Every month, there are cybersecurity breaches in the headlines. Some things are unavoidable, but many can be prevented by following a few simple guidelines. According to a research, scammers are utilizing registered brokers’ identities and personal information to put up ‘imposter websites’ that seem like the representatives’ personal websites, and they are also calling and sending potential consumers to these sites. These sites are most likely being used by scammers to collect personal information in order to commit financial fraud.
Cybersecurity is sometimes compromised when IT installations exposed to extra hazards in the process of reaching to a far-flung workforce. To help protect data, many companies have installed increased security throughout their networks. Even if you take extra precautions, there are several basic things you can do to assist protecting your IT environment. Here are some of them.
Implement Password Rules
One of the first lines of protection against breaches is strong passwords, and changing them on a regular basis can help keep hackers out. Even if prompted, most employees will not update their passwords voluntarily. Make it a requirement for users to update their passwords on a regular basis, and teach them how to establish and remember strong passwords.
Update Your Software Regularly
Any Internet connection is susceptible, and this is a key aspect that hackers strive to exploit. Patches and enhancements should be applied to every connection, operating system, and application. Implementing software and system security updates as soon as possible reduces the risk of being exposed to vulnerabilities.
Enforce VPNs For All Connections
Networks that rely solely on generic security mechanisms are more vulnerable to intrusion. Implement Virtual Private Network (VPN) connections between office sites and make their use simple—and mandatory—for mobile employees who utilize public Wi-Fi.
Retrieve All Unused Services
Decommission any applications, logins, or user credentials linked with limited-duration items once they’ve expired. Turn off any UC features you aren’t using, such as the video chat option, to further prevent illegal access to your company. Some programmes have their own security mechanisms built in. While additional precautions are still necessary, vendors are familiar with their own products and often invest significant resources to provide a secure environment for their clients. Find out what security features are built into your software and make the most of them, in addition to any other security precautions you have in place.
Establish Clear Protocols with Clients & Suppliers
In order to communicate and share information with new clients and suppliers, insist on using named individuals or code phrases for big changes in terms, payments, and so on. To avoid physical threats, make sure you do your homework and vetting before providing anyone access to your premises.

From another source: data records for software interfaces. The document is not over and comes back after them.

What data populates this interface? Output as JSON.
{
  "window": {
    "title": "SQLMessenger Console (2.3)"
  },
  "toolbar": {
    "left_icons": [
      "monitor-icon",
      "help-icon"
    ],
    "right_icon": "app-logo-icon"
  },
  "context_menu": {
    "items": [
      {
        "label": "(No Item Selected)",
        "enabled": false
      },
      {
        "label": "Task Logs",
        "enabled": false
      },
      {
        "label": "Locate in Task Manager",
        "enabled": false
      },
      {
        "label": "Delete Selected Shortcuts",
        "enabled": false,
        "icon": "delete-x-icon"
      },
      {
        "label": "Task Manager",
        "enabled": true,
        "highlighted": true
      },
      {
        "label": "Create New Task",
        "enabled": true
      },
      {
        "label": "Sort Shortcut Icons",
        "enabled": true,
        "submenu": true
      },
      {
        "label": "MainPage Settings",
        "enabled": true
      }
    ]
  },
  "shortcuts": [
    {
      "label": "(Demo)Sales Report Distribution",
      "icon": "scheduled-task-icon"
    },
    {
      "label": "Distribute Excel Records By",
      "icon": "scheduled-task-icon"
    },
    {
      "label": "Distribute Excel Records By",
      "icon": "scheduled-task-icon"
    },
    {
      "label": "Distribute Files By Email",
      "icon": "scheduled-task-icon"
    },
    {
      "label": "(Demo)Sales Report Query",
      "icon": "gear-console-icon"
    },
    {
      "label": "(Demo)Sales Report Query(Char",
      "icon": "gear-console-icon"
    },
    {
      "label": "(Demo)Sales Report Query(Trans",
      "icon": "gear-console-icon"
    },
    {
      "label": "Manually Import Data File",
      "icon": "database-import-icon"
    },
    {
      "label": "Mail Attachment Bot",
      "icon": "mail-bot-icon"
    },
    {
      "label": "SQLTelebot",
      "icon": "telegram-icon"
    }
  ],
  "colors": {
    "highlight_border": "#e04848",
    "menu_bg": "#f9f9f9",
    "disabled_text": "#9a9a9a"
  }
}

Beware of Impersonation
If your identity and role are known to the public, you are more likely to be impersonated. If you are in a senior position or have the authority to initiate payments, establish ground rules with your coworkers, such as making direct personal contact by phone, using code phrases, and so on. On large payments, implement dual authorization. To prevent CEO fraud, insist on PO numbers for all significant payments.
Create a ‘Challenge Culture’ for Unfamiliar Faces
Encourage all employees to carry a security permit or ID with them at all times so that others can see who is authorized and who isn’t. Sure, it’s humiliating, and you might be hesitant to do it because of the bystander effect, but it’s necessary to protect the firm. Take extra caution while entering access codes to a door or building in public locations, and don’t assume that someone stepping in with a colleague is with them.
Only Use Approved Connections & Devices
This has become a greater menace than ever before; thanks to the advent of hybrid-working. Many businesses have turned to virtual work-from-home operations as the Coronavirus outbreak shows no signs of alleviation. Remote working’s fast growth has led to enormous cybersecurity vulnerabilities and growth in security incidents. Employees are increasingly more likely to work from home or on the go. They may be tempted to utilize their own devices or connect to insecure networks at home. So they may be advised to use only approved connections and devices to avoid cyberattack and ensure cybersecurity of the company.
Use Multi-Factor Authentication
Your employees and their data will be substantially safer from potential threats if you use authentication factors like two-factor authentication (2FA) and multi-factor authentication (MFA). It makes it more difficult for attackers to get around this additional security layer by giving a more secure authentication technique. It indicates that at least one more form of personal verification is required to access software or conduct a transaction. It might be as simple as typing a memorable word or entering a passcode received via text message or a dedicated App.
Arrange a Phishing Training Course
Employees will gain knowledge on online safety as well as measurements on how their internet behavior has changed and improved as a result of this. These types of training should be done on a regular basis to keep everyone up to date on current data infringement practices and to secure your intellectual property and company data.
As cybersecurity threats evolve, each company’s cybersecurity defense measures must evolve as well. Periodic assessments of staff readiness are required to identify areas of vulnerability and determine whether existing policies and training need to be updated. Documenting the results of all assessments and ensuring that staff follow through on any risk mitigation advice is best practice to encourage compliance.
Everyone is responsible for cybersecurity, but even the most resilient companies require strong leadership. If a company’s CEO takes cybersecurity seriously, it will pervade the entire organization and contribute to the development of a cybersecurity culture.
There has never been a better time for executive leadership to step up and develop a strong cybersecurity culture that encourages everyone to know what the correct actions are to take in a period of increased vulnerabilities and attacks.